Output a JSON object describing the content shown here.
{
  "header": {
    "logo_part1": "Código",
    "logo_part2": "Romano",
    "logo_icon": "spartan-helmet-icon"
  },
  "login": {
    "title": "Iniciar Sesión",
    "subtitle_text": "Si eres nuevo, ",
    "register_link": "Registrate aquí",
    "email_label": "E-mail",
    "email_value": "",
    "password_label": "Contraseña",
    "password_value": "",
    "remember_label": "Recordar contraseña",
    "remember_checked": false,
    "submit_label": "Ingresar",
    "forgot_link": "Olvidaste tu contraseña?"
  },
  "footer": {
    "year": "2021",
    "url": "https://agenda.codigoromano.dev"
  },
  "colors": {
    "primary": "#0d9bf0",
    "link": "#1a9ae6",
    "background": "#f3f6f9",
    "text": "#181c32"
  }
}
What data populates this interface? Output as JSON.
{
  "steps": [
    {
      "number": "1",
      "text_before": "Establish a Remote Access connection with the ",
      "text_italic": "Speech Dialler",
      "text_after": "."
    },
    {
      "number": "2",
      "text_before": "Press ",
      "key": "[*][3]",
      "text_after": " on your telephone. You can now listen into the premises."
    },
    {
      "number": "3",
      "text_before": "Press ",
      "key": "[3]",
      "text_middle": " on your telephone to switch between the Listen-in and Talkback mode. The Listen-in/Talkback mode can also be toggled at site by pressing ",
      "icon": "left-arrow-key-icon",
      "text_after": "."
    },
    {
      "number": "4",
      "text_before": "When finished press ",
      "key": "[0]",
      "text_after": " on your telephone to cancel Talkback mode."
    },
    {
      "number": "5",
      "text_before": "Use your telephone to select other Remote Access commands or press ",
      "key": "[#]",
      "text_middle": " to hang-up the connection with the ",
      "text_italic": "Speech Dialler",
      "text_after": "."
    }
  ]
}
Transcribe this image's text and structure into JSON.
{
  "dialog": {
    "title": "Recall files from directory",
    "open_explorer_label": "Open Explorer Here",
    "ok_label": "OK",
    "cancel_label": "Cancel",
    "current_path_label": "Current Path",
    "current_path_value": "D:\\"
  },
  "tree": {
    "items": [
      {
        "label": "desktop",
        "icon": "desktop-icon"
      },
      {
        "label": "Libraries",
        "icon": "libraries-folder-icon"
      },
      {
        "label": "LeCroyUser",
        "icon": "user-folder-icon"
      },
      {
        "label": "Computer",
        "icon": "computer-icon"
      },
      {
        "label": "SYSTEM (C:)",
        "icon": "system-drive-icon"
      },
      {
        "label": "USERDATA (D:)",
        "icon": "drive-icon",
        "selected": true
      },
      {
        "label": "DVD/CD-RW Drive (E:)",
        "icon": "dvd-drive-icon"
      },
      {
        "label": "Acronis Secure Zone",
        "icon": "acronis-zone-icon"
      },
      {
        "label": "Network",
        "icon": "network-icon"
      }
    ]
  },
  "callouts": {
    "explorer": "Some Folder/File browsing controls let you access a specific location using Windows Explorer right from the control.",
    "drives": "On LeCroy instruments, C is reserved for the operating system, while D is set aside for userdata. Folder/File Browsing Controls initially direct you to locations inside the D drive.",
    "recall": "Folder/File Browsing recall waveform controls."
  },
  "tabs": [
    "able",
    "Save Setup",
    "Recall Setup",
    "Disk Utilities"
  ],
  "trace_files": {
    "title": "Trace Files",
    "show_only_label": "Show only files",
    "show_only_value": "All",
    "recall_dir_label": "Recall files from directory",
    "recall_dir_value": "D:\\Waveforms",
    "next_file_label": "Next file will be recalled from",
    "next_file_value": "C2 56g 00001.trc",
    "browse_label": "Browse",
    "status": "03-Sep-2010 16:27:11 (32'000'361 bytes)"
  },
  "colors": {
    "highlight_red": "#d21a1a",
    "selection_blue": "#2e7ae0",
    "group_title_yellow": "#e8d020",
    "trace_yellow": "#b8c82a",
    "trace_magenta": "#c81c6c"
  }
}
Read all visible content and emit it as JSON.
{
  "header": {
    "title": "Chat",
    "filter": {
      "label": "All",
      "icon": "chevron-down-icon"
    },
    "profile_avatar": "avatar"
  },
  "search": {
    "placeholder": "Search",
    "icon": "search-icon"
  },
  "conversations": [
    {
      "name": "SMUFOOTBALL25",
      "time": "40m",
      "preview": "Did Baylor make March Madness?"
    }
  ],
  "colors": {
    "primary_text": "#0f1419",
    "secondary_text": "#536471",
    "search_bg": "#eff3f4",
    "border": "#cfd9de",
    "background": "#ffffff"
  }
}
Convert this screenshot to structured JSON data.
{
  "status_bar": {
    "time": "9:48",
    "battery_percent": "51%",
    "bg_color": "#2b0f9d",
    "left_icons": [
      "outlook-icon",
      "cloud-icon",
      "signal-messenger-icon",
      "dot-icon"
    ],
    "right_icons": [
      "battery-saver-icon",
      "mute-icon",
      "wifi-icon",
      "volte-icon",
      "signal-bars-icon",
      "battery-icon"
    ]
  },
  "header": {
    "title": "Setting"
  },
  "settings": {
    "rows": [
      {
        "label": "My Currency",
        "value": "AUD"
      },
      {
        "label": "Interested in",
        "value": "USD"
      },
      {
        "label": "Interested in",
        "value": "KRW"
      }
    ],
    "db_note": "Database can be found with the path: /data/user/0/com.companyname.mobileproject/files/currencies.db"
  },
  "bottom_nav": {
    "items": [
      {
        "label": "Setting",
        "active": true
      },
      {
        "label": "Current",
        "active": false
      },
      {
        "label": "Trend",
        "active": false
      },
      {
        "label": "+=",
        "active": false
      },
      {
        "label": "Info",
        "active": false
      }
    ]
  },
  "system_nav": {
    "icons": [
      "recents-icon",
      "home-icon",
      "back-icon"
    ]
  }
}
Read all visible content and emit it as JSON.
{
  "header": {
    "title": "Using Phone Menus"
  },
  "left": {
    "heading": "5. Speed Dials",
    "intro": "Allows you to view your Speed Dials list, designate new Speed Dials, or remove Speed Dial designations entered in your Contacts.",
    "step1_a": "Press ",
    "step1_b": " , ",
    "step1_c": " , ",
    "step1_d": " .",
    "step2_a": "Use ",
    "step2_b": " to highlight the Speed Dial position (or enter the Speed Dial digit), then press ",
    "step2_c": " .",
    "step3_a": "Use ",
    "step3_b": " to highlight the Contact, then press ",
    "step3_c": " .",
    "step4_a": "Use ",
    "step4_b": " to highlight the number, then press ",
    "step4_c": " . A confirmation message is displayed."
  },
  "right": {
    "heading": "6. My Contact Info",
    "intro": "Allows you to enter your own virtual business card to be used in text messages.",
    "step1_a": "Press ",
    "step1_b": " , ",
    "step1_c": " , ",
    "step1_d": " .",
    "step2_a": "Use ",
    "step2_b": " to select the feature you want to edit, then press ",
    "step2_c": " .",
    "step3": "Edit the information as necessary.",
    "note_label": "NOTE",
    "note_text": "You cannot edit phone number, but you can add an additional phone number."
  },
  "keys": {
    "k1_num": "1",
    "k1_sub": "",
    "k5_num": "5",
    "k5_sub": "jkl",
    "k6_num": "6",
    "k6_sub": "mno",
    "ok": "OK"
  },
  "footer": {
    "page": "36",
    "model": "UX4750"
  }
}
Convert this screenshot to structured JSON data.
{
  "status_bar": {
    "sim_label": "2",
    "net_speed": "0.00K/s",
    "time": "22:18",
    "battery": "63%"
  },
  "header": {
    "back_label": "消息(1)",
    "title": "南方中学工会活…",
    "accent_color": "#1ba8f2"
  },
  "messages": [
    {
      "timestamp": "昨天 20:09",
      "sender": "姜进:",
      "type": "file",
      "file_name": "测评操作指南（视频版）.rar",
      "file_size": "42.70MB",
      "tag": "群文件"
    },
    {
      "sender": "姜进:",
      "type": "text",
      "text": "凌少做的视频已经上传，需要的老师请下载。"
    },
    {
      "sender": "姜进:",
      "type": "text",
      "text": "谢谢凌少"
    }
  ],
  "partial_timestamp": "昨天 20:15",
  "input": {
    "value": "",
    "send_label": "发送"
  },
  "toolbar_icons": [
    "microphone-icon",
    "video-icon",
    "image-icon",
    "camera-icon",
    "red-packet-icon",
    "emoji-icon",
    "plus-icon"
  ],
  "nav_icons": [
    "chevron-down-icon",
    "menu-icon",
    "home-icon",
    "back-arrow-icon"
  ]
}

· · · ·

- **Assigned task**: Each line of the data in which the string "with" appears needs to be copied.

- **Completed exercise**:
      "text_before": "Establish a Remote Access connection with the ",
      "text_middle": " to hang-up the connection with the ",
    "db_note": "Database can be found with the path: /data/user/0/com.companyname.mobileproject/files/currencies.db"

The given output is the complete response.